━━━━━ Records for the task ━━━━━

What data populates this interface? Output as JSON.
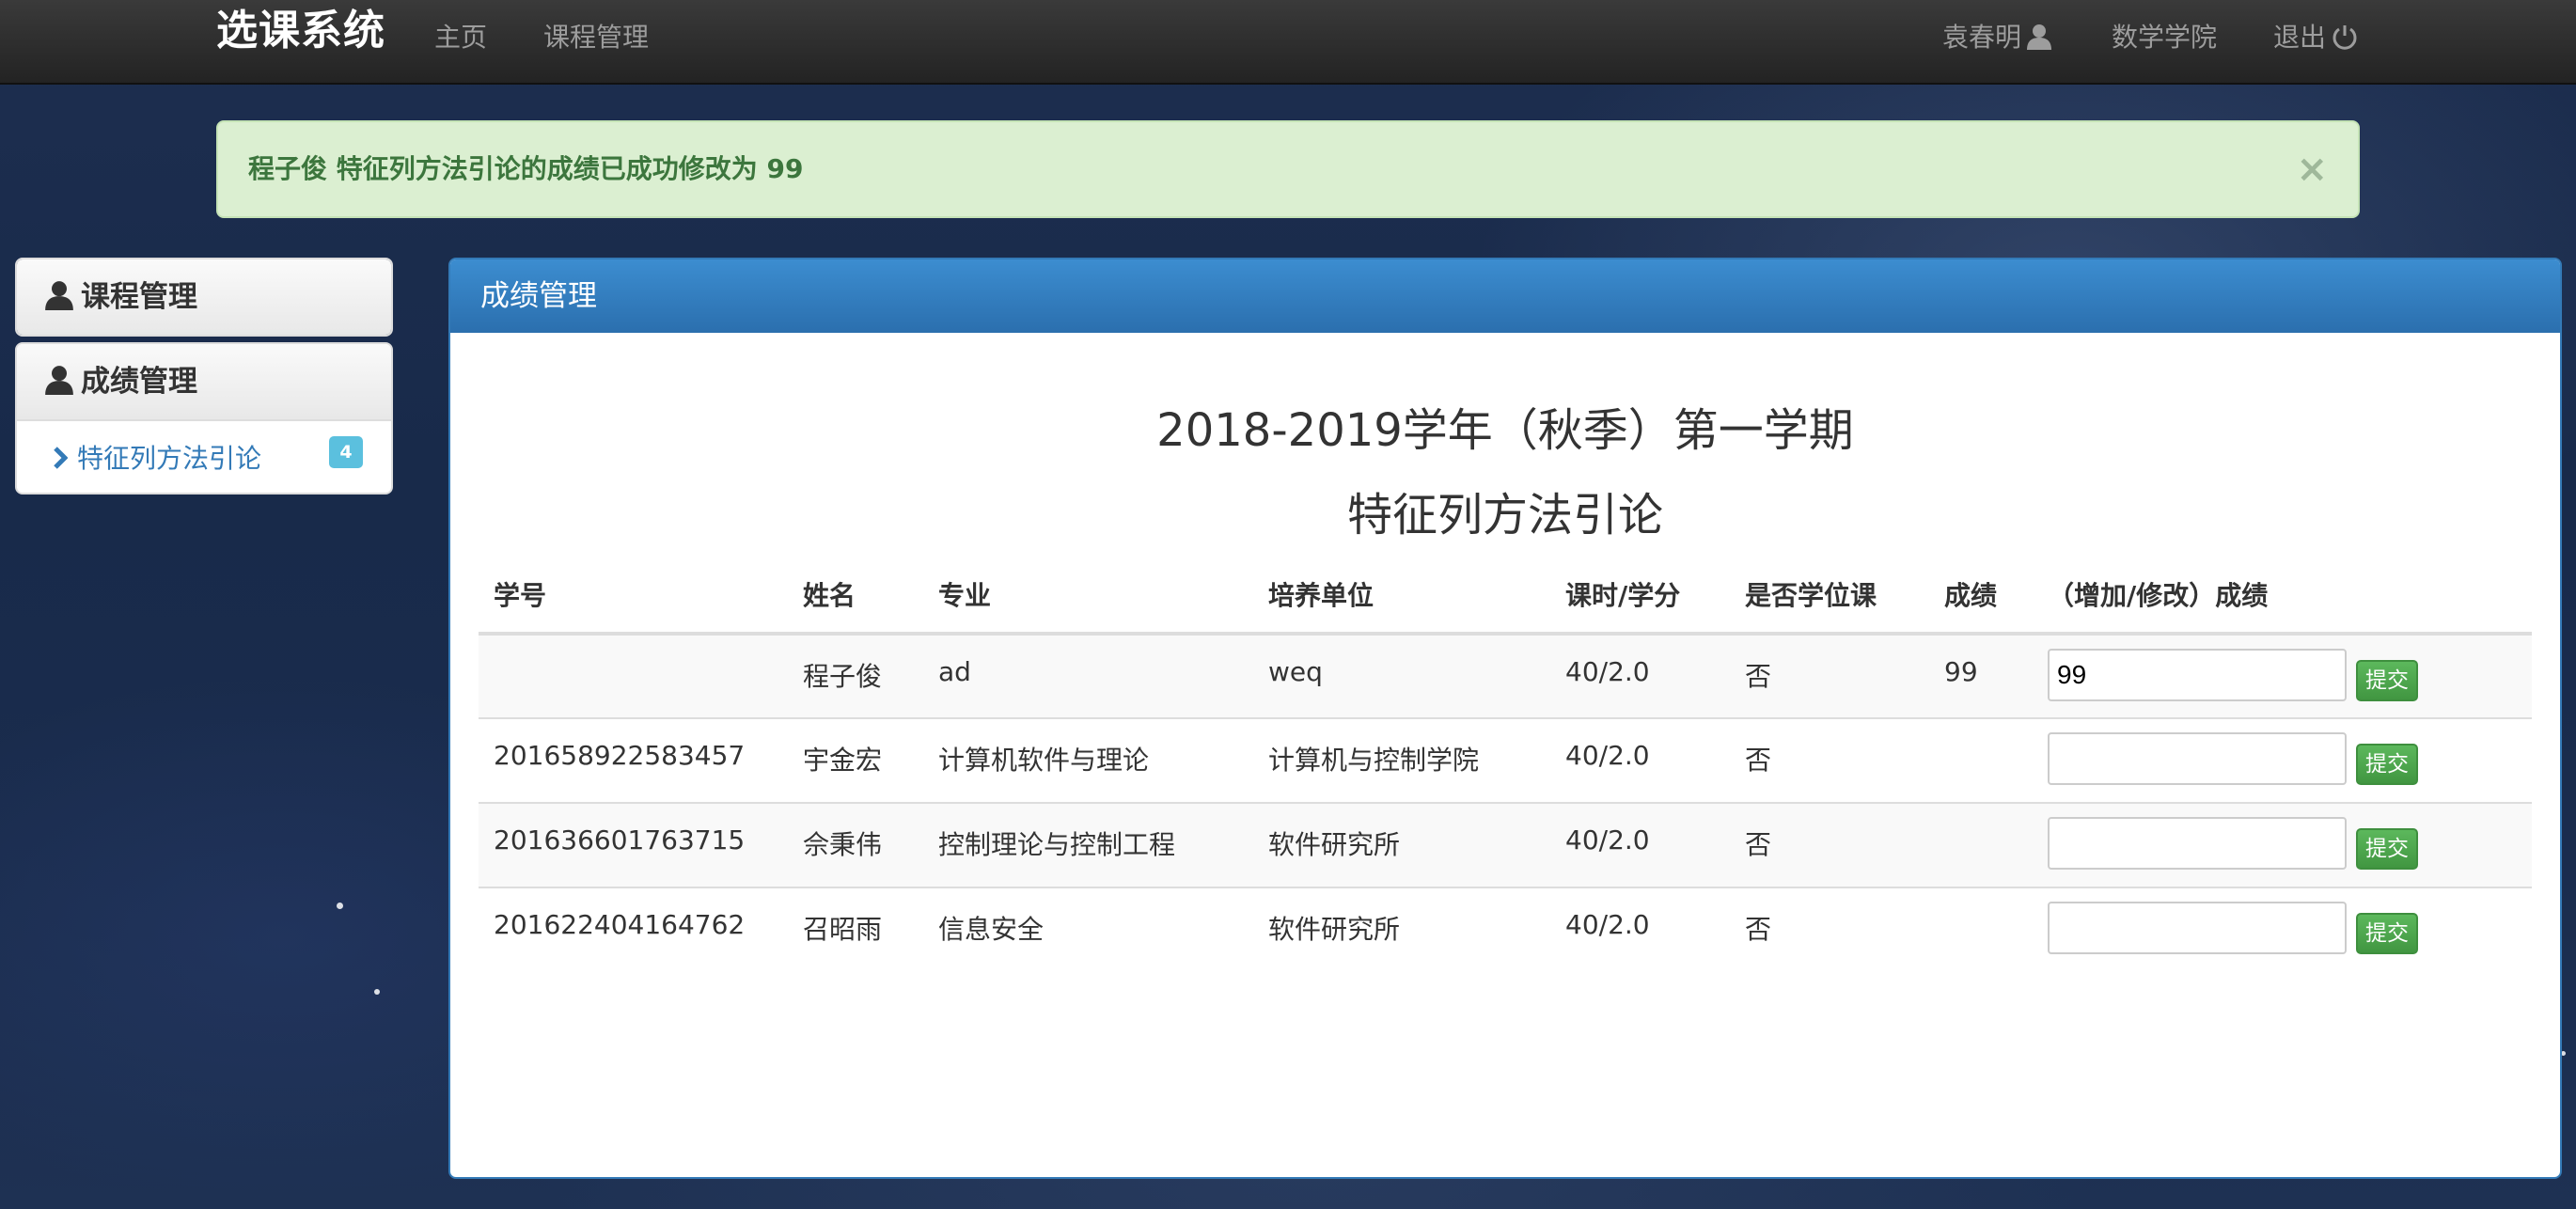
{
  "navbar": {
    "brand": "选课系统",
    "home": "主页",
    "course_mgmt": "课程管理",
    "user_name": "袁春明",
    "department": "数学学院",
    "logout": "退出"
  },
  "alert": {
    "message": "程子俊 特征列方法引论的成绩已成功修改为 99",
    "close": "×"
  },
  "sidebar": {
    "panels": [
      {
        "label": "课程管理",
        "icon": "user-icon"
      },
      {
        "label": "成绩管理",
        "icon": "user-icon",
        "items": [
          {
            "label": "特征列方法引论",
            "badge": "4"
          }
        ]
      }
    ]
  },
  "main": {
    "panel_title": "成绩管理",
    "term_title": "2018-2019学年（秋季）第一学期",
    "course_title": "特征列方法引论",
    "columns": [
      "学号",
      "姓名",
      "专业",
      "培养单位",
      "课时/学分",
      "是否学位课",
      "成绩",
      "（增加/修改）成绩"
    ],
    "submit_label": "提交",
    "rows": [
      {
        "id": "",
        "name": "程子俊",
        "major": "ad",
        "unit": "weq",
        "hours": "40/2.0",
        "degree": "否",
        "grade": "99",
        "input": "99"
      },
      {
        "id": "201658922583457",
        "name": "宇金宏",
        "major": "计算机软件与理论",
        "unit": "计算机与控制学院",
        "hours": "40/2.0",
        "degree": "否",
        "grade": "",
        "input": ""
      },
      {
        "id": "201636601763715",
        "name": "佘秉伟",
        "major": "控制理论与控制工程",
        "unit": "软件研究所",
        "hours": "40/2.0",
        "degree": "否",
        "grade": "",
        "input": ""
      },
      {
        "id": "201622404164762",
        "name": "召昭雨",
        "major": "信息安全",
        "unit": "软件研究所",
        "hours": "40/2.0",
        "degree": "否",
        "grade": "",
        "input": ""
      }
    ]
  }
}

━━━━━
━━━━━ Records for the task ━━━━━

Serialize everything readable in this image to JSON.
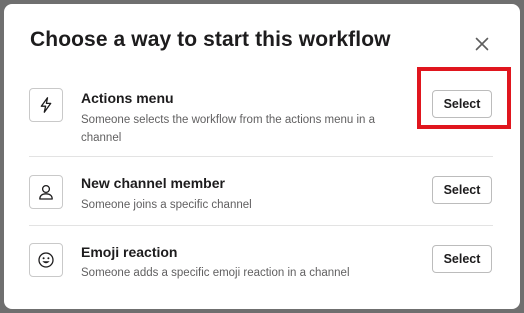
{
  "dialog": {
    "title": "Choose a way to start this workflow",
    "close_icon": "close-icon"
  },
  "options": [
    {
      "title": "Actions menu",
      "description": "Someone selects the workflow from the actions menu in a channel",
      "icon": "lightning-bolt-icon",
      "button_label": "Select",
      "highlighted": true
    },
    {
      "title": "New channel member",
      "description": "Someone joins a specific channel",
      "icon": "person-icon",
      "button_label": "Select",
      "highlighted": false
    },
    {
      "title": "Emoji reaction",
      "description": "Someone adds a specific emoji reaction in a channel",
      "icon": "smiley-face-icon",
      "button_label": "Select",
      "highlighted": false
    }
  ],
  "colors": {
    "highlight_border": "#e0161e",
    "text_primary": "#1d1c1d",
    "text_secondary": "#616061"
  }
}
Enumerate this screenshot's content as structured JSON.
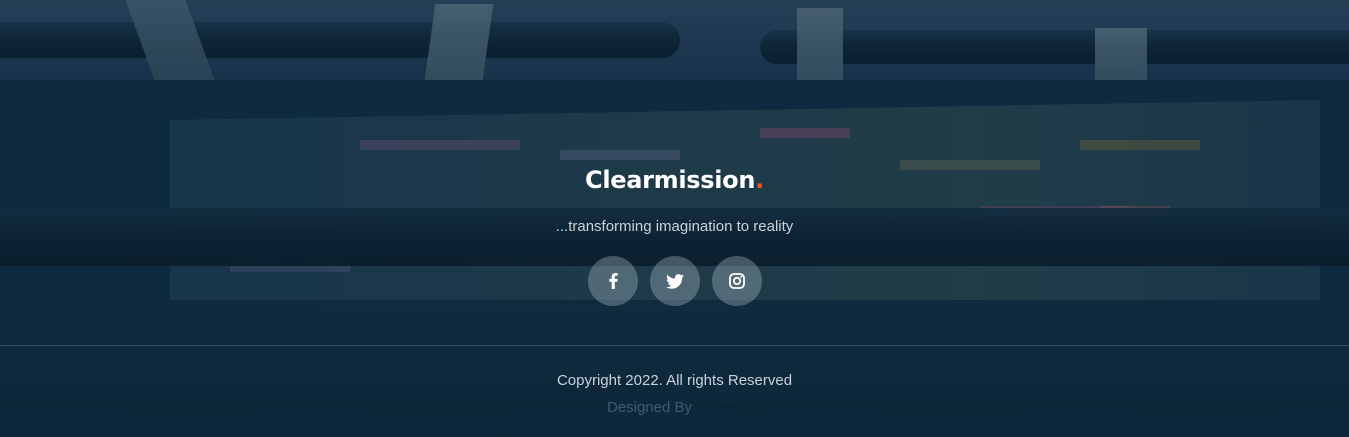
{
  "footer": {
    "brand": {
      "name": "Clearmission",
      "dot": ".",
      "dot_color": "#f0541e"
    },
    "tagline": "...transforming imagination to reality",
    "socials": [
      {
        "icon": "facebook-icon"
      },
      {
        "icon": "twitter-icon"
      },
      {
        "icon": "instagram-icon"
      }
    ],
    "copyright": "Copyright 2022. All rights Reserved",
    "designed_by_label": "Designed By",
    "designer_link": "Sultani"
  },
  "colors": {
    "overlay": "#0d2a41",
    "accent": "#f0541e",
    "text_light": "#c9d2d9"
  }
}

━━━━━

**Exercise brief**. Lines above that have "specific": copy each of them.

**Solution to the exercise**.
      "description": "Someone joins a specific channel",
      "description": "Someone adds a specific emoji reaction in a channel",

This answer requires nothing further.